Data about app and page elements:

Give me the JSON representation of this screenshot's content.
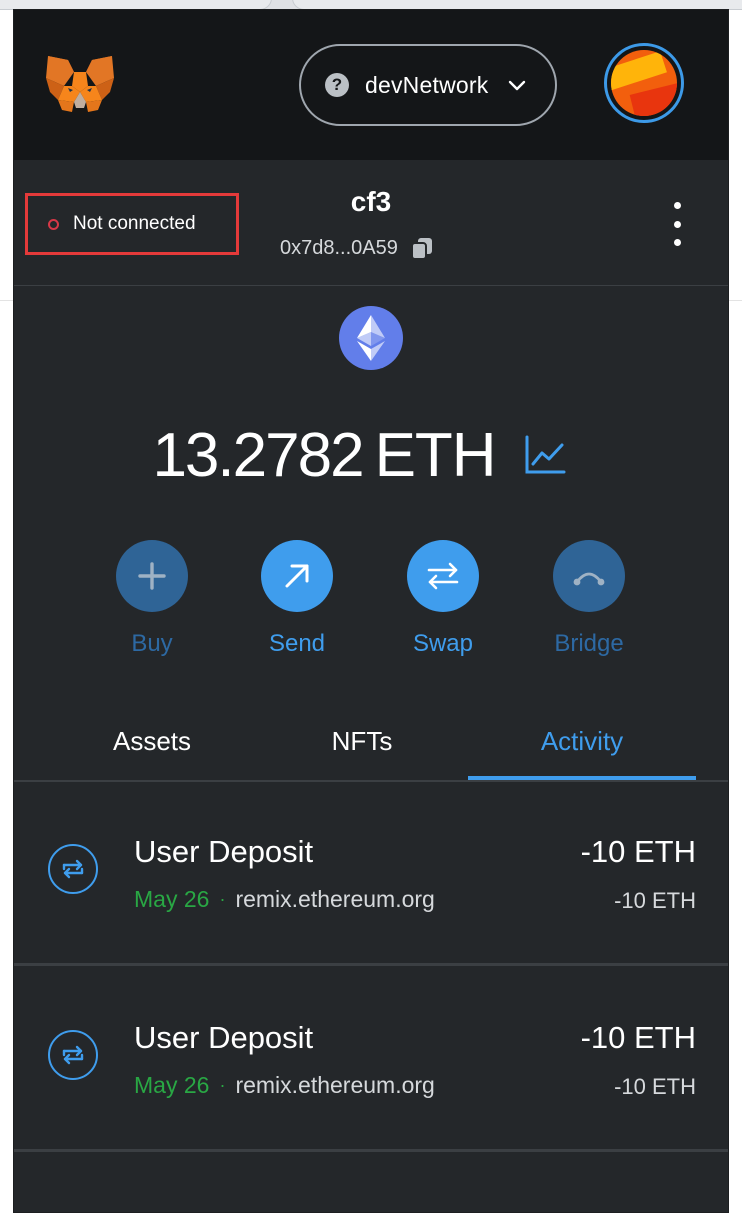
{
  "header": {
    "network_name": "devNetwork",
    "network_icon_glyph": "?",
    "network_icon": "question-icon",
    "logo": "metamask-fox-icon",
    "avatar": "account-avatar"
  },
  "account": {
    "connection_status": "Not connected",
    "name": "cf3",
    "address_short": "0x7d8...0A59"
  },
  "balance": {
    "value": "13.2782",
    "unit": "ETH"
  },
  "actions": [
    {
      "label": "Buy",
      "icon": "plus-icon",
      "enabled": false
    },
    {
      "label": "Send",
      "icon": "arrow-up-right-icon",
      "enabled": true
    },
    {
      "label": "Swap",
      "icon": "swap-arrows-icon",
      "enabled": true
    },
    {
      "label": "Bridge",
      "icon": "bridge-icon",
      "enabled": false
    }
  ],
  "tabs": [
    {
      "label": "Assets",
      "active": false
    },
    {
      "label": "NFTs",
      "active": false
    },
    {
      "label": "Activity",
      "active": true
    }
  ],
  "activity": [
    {
      "title": "User Deposit",
      "date": "May 26",
      "separator": "·",
      "origin": "remix.ethereum.org",
      "amount": "-10 ETH",
      "amount_secondary": "-10 ETH"
    },
    {
      "title": "User Deposit",
      "date": "May 26",
      "separator": "·",
      "origin": "remix.ethereum.org",
      "amount": "-10 ETH",
      "amount_secondary": "-10 ETH"
    }
  ],
  "colors": {
    "accent": "#3f9ded",
    "status_disconnected": "#d73847",
    "date_green": "#29a744",
    "popup_bg": "#24272a",
    "header_bg": "#141618"
  }
}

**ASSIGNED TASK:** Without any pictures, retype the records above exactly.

**EXERCISE RESULT:**
Give me the JSON representation of this screenshot's content.
{
  "header": {
    "network_name": "devNetwork",
    "network_icon_glyph": "?",
    "network_icon": "question-icon",
    "logo": "metamask-fox-icon",
    "avatar": "account-avatar"
  },
  "account": {
    "connection_status": "Not connected",
    "name": "cf3",
    "address_short": "0x7d8...0A59"
  },
  "balance": {
    "value": "13.2782",
    "unit": "ETH"
  },
  "actions": [
    {
      "label": "Buy",
      "icon": "plus-icon",
      "enabled": false
    },
    {
      "label": "Send",
      "icon": "arrow-up-right-icon",
      "enabled": true
    },
    {
      "label": "Swap",
      "icon": "swap-arrows-icon",
      "enabled": true
    },
    {
      "label": "Bridge",
      "icon": "bridge-icon",
      "enabled": false
    }
  ],
  "tabs": [
    {
      "label": "Assets",
      "active": false
    },
    {
      "label": "NFTs",
      "active": false
    },
    {
      "label": "Activity",
      "active": true
    }
  ],
  "activity": [
    {
      "title": "User Deposit",
      "date": "May 26",
      "separator": "·",
      "origin": "remix.ethereum.org",
      "amount": "-10 ETH",
      "amount_secondary": "-10 ETH"
    },
    {
      "title": "User Deposit",
      "date": "May 26",
      "separator": "·",
      "origin": "remix.ethereum.org",
      "amount": "-10 ETH",
      "amount_secondary": "-10 ETH"
    }
  ],
  "colors": {
    "accent": "#3f9ded",
    "status_disconnected": "#d73847",
    "date_green": "#29a744",
    "popup_bg": "#24272a",
    "header_bg": "#141618"
  }
}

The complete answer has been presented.